When we ignore their pleas, when we turn our backs on their tragedies, we debase the integrity of our military. In our scandalous silence, we allow a subset of predatory, power-crazed men to manipulate the system and to get away with sexual violence. And in our silence, we nurture that cruel system and allow it to destroy the lives of our military men and women.

What these veterans seek, and what we intend to bring them, is acknowledgement, justice and reforms.

Our fights are just beginning in the courts around this country. We believe a tsunami of claims is imminent as judges awaken to their duty and power to provide a remedy to the men and women who have sacrificed so much for our freedoms and democratic form of government and then been ignored. Ironically, the very veterans who fought for our rights find that their own constitutional and civil rights are being systematically violated.

We must develop a strategy to redress the wrongs that have been done to these soldiers, sailors and marines. Our nation -- and these male and female survivors of sexual violence -- cannot afford piecemeal, expensive, time-consuming litigation. This is doubly true because so many victims of rape and sexual assault who have come forward have told us of being forced to endure endless bureaucratic battles and cultural abuse from the very government they served.
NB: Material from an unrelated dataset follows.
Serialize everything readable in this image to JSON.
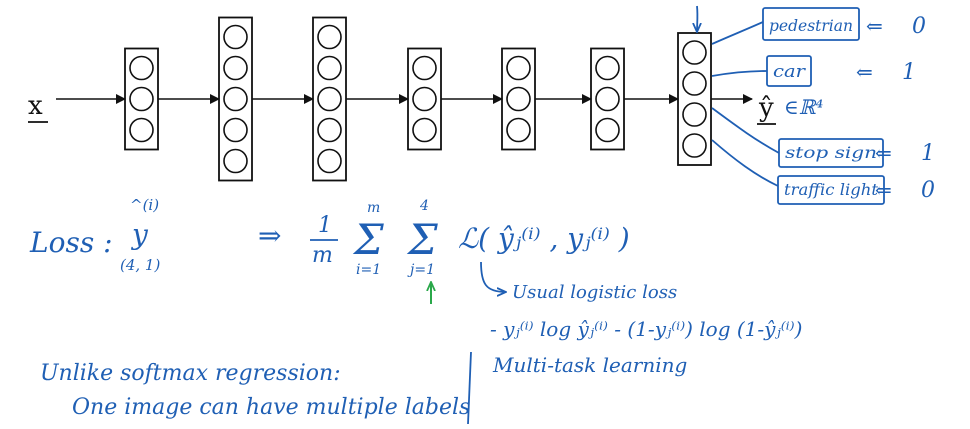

The damage is real: Their benefits are denied, evidence is lost, and the excruciating delays -- perhaps done purposefully -- in processing these claims allow additional crimes to be committed, with impunity.

Surely as Americans, we can figure out a way to provide some modicum of relief to these injured veterans. So many Americans have served in the military or have relatives who have fought and died in wars to defend this nation.

You know these veterans; they are members of your family. They are your daughters, your mothers, your sons, your fathers. They are your neighbors, your colleagues, your friends. We ask you to join our fight to obtain justice for them and to end this systematic pattern of sexual violence in the military.

We urge Secretary Hagel, Sen. Gillibrand and the Congress to do a few simple things, urgently.

First, issue a public apology to those who have been harmed. Second, make an appropriation to allow some redress of the financial hardships that have been shouldered. Third, establish a claims process without delay for eligible veterans who have been raped, sexually assaulted and subjected to other forms of violence.

This three-pronged remedy is not unique, nor is it unrealistic. The same model is being used to redress discrimination inflicted by the U.S. Department of Agriculture on black, Hispanic and women farmers.

It's a model that can easily be adopted to bring justice and a sense of closure for those veterans weary from battle and desperate to be acknowledged.

A public apology, reasonable payment made directly to each harmed veteran and a reform of the military investigatory system are all steps in the right direction. We now have a class of Americans, our brave and selfless veterans, who feel betrayed, hurt and ignored. But true to their warrior spirit, they remain hopeful.

This remedy also will avoid endless courtroom battles for these veterans, who honestly have endured enough battlefields for a lifetime. Let's not make them fight again at home.

We cannot give back what was brutally taken from the veterans raped and assaulted while serving this nation. But we can apologize for what they have lived through, and we can make a deserved gesture of compensation.

Money will help these veterans get the care, education, housing and stability they need and deserve. A public apology and acknowledgment will validate their plight. And more: it will salute their bravery in coming forward with their stories and it will serve to speed much-needed reforms in our military justice system.

Our veterans deserve no less.